Gap Year Association: Trend Goes Beyond Malia Obama
The growing popularity of gap years, which received additional attention because of Malia Obama's decision to take one before she attends Harvard, highlights the reason why the American Gap Association exists. Here's how the group is working to expand interest in the practice.
When Malia Obama announced earlier this month that she will be taking a gap year before heading to Harvard, the president’s daughter highlighted the growth of a much larger trend.
Another sign of the trend’s increasing popularity with college-bound students is the existence of the American Gap Association, which does research on the practice of taking a year between high school and college as well as provides resources to and accredits gap-year programs that encourage travel and time for new experiences before diving into the rigors of college or the working world.
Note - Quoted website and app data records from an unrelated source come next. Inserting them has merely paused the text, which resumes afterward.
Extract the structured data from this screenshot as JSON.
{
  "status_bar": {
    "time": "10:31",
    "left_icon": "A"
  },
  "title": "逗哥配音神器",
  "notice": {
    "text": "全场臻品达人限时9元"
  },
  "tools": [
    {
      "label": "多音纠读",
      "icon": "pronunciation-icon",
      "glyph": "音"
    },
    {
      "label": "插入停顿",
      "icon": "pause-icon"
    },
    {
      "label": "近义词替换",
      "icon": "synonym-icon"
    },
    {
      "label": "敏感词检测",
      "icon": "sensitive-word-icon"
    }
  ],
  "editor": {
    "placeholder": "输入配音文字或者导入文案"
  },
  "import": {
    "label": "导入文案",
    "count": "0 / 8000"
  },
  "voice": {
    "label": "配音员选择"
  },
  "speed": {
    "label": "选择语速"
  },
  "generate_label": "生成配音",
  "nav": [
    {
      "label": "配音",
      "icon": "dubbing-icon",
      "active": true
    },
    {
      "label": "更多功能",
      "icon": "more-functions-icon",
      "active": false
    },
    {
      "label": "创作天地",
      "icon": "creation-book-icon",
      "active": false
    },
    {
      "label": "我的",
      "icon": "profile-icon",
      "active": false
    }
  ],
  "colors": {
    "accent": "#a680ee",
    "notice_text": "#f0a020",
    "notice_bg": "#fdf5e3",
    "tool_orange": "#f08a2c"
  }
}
Founded in 2012, AGA also establishes and updates the standards that its accredited member organizations adhere to, educates people on the value of gap years, and provides information on financial resources that help students embark on this year of self-discovery.
In a recent interview with Travel Weekly, Ethan Knight, the founder and executive director of AGA, noted that the hardest part of taking a gap year is understanding what’s out there and what options are best for students.
“I had seen a lot of people say they were interested in a gap year, loved the concept, but they didn’t know what good gap year programs were,” Knight said.
That concern may be one of the reasons that gap-year programs are still looked at skeptically by many people in the United States. As The New York Times reports, gap years are far more popular in the U.K., where more than 200,000 students engage in this practice, than in the U.S., where 30,000 students partake in the trend.
One change that’s boosting the idea, according to Knight, is the fact that many schools are treating gap years less as a detriment to their bottom line and more as a benefit for students. Indeed, Knight says, schools like Washington, DC’s American University offer gap-year programs of their own.
“It used to be that we would always advise [students to] apply to school, get accepted, defer and don’t mention that you’re taking a gap year until you have that letter of acceptance in your hand,” Knight told Travel Weekly. “What we’re seeing now is that trend is shifting. Students are being encouraged to actually say during the application process that they are taking a gap year.”
But while the gap year is still relatively novel in the States, Malia Obama isn’t the first famous offspring of a world figure to take this path. As Center for Interim Programs President Holly Bull noted to Newsweek, a couple of princes, William and Harry, made the idea popular in Britain and the U.S.
“That was when the term gap year started to really appear in the United States,” she said, adding that she expected a similar bump from Malia Obama’s decision.
Malia Obama, right, with her father in Havana, Cuba earlier this year. It won't be the only traveling she'll be doing in the coming months. (Pete Souza/White House photo)